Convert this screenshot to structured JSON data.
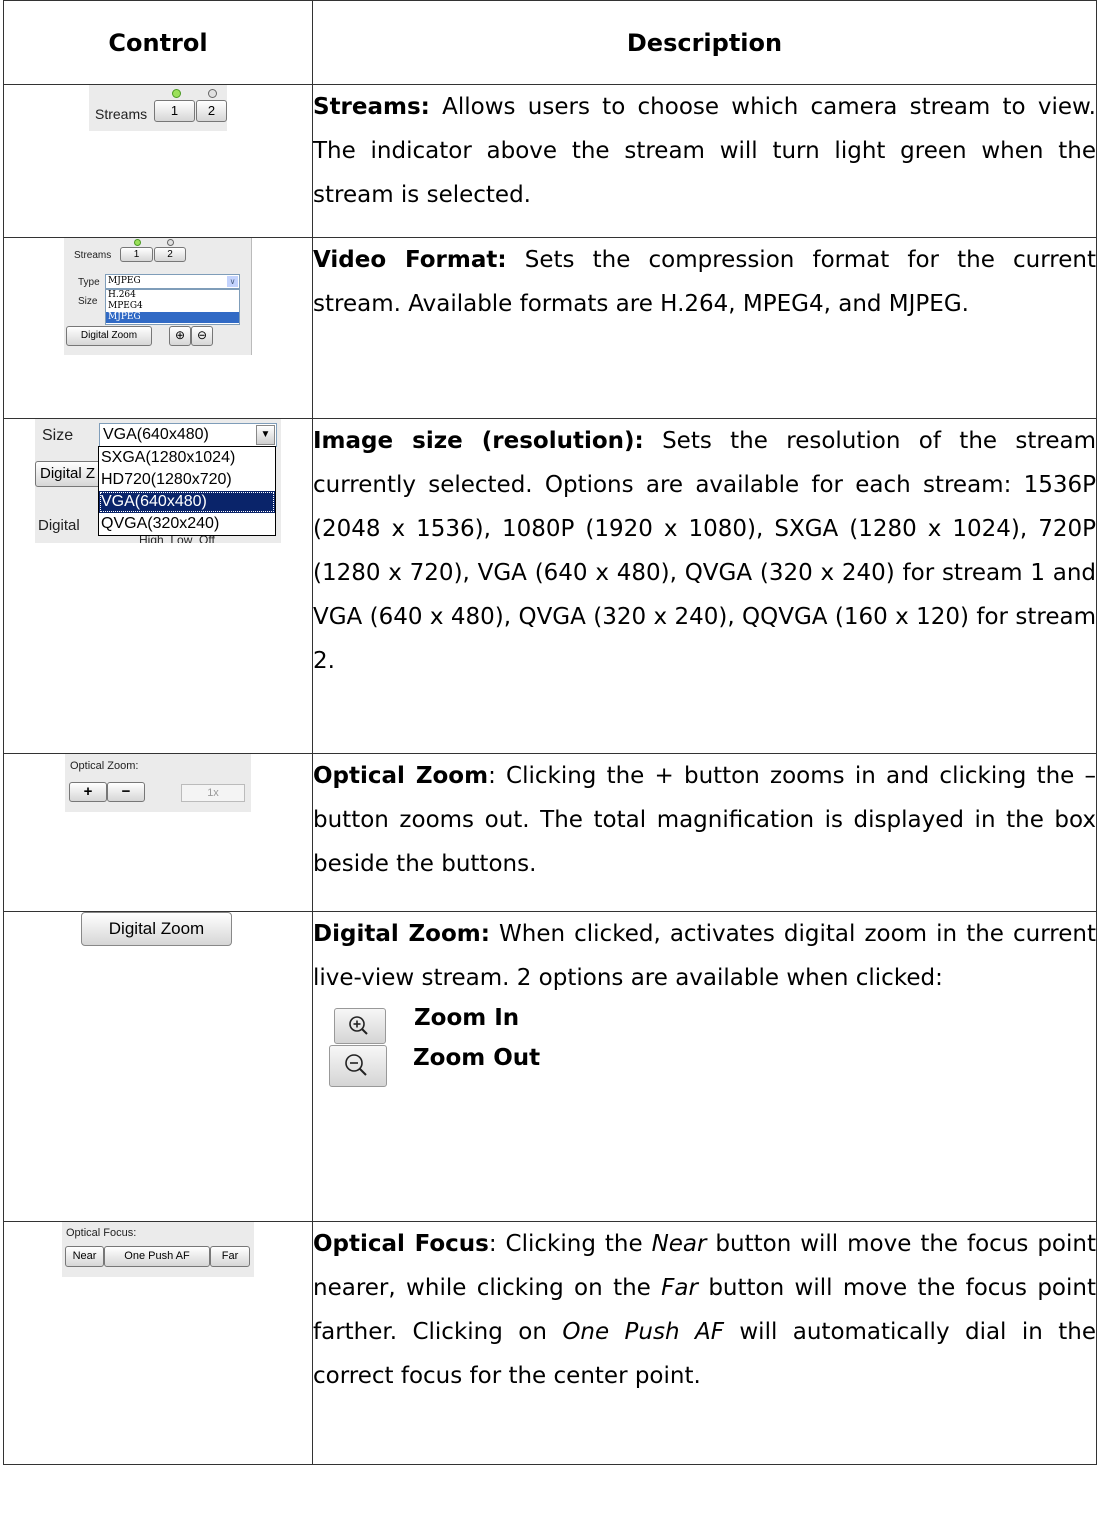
{
  "headers": {
    "control": "Control",
    "description": "Description"
  },
  "rows": {
    "streams": {
      "widget": {
        "label": "Streams",
        "btn1": "1",
        "btn2": "2"
      },
      "title": "Streams:",
      "text": " Allows users to choose which camera stream to view. The indicator above the stream will turn light green when the stream is selected."
    },
    "video_format": {
      "widget": {
        "streams_label": "Streams",
        "btn1": "1",
        "btn2": "2",
        "type_label": "Type",
        "type_value": "MJPEG",
        "size_label": "Size",
        "options": [
          "H.264",
          "MPEG4",
          "MJPEG"
        ],
        "digital_zoom": "Digital Zoom"
      },
      "title": "Video Format:",
      "text": " Sets the compression format for the current stream. Available formats are H.264, MPEG4, and MJPEG."
    },
    "image_size": {
      "widget": {
        "size_label": "Size",
        "value": "VGA(640x480)",
        "options": [
          "SXGA(1280x1024)",
          "HD720(1280x720)",
          "VGA(640x480)",
          "QVGA(320x240)"
        ],
        "digital_fragment": "Digital Z",
        "digital_fragment2": "Digital",
        "hidden_fragment": "High  Low  Off"
      },
      "title": "Image size (resolution):",
      "text": " Sets the resolution of the stream currently selected. Options are available for each stream: 1536P (2048 x 1536), 1080P (1920 x 1080), SXGA (1280 x 1024), 720P (1280 x 720), VGA (640 x 480), QVGA (320 x 240) for stream 1 and VGA (640 x 480), QVGA (320 x 240), QQVGA (160 x 120) for stream 2."
    },
    "optical_zoom": {
      "widget": {
        "label": "Optical Zoom:",
        "plus": "+",
        "minus": "−",
        "value": "1x"
      },
      "title": "Optical Zoom",
      "text": ": Clicking the + button zooms in and clicking the – button zooms out. The total magnification is displayed in the box beside the buttons."
    },
    "digital_zoom": {
      "widget": {
        "button": "Digital Zoom"
      },
      "title": "Digital Zoom:",
      "text": " When clicked, activates digital zoom in the current live-view stream. 2 options are available when clicked:",
      "zoom_in": "Zoom In",
      "zoom_out": "Zoom Out"
    },
    "optical_focus": {
      "widget": {
        "label": "Optical Focus:",
        "near": "Near",
        "one_push": "One Push AF",
        "far": "Far"
      },
      "title": "Optical Focus",
      "t1": ": Clicking the ",
      "near": "Near",
      "t2": " button will move the focus point nearer, while clicking on the ",
      "far": "Far",
      "t3": " button will move the focus point farther. Clicking on ",
      "one_push": "One Push AF",
      "t4": " will automatically dial in the correct focus for the center point."
    }
  }
}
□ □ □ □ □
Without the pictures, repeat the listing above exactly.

◆ **Answer for the task**
Convert this screenshot to structured JSON data.
{
  "headers": {
    "control": "Control",
    "description": "Description"
  },
  "rows": {
    "streams": {
      "widget": {
        "label": "Streams",
        "btn1": "1",
        "btn2": "2"
      },
      "title": "Streams:",
      "text": " Allows users to choose which camera stream to view. The indicator above the stream will turn light green when the stream is selected."
    },
    "video_format": {
      "widget": {
        "streams_label": "Streams",
        "btn1": "1",
        "btn2": "2",
        "type_label": "Type",
        "type_value": "MJPEG",
        "size_label": "Size",
        "options": [
          "H.264",
          "MPEG4",
          "MJPEG"
        ],
        "digital_zoom": "Digital Zoom"
      },
      "title": "Video Format:",
      "text": " Sets the compression format for the current stream. Available formats are H.264, MPEG4, and MJPEG."
    },
    "image_size": {
      "widget": {
        "size_label": "Size",
        "value": "VGA(640x480)",
        "options": [
          "SXGA(1280x1024)",
          "HD720(1280x720)",
          "VGA(640x480)",
          "QVGA(320x240)"
        ],
        "digital_fragment": "Digital Z",
        "digital_fragment2": "Digital",
        "hidden_fragment": "High  Low  Off"
      },
      "title": "Image size (resolution):",
      "text": " Sets the resolution of the stream currently selected. Options are available for each stream: 1536P (2048 x 1536), 1080P (1920 x 1080), SXGA (1280 x 1024), 720P (1280 x 720), VGA (640 x 480), QVGA (320 x 240) for stream 1 and VGA (640 x 480), QVGA (320 x 240), QQVGA (160 x 120) for stream 2."
    },
    "optical_zoom": {
      "widget": {
        "label": "Optical Zoom:",
        "plus": "+",
        "minus": "−",
        "value": "1x"
      },
      "title": "Optical Zoom",
      "text": ": Clicking the + button zooms in and clicking the – button zooms out. The total magnification is displayed in the box beside the buttons."
    },
    "digital_zoom": {
      "widget": {
        "button": "Digital Zoom"
      },
      "title": "Digital Zoom:",
      "text": " When clicked, activates digital zoom in the current live-view stream. 2 options are available when clicked:",
      "zoom_in": "Zoom In",
      "zoom_out": "Zoom Out"
    },
    "optical_focus": {
      "widget": {
        "label": "Optical Focus:",
        "near": "Near",
        "one_push": "One Push AF",
        "far": "Far"
      },
      "title": "Optical Focus",
      "t1": ": Clicking the ",
      "near": "Near",
      "t2": " button will move the focus point nearer, while clicking on the ",
      "far": "Far",
      "t3": " button will move the focus point farther. Clicking on ",
      "one_push": "One Push AF",
      "t4": " will automatically dial in the correct focus for the center point."
    }
  }
}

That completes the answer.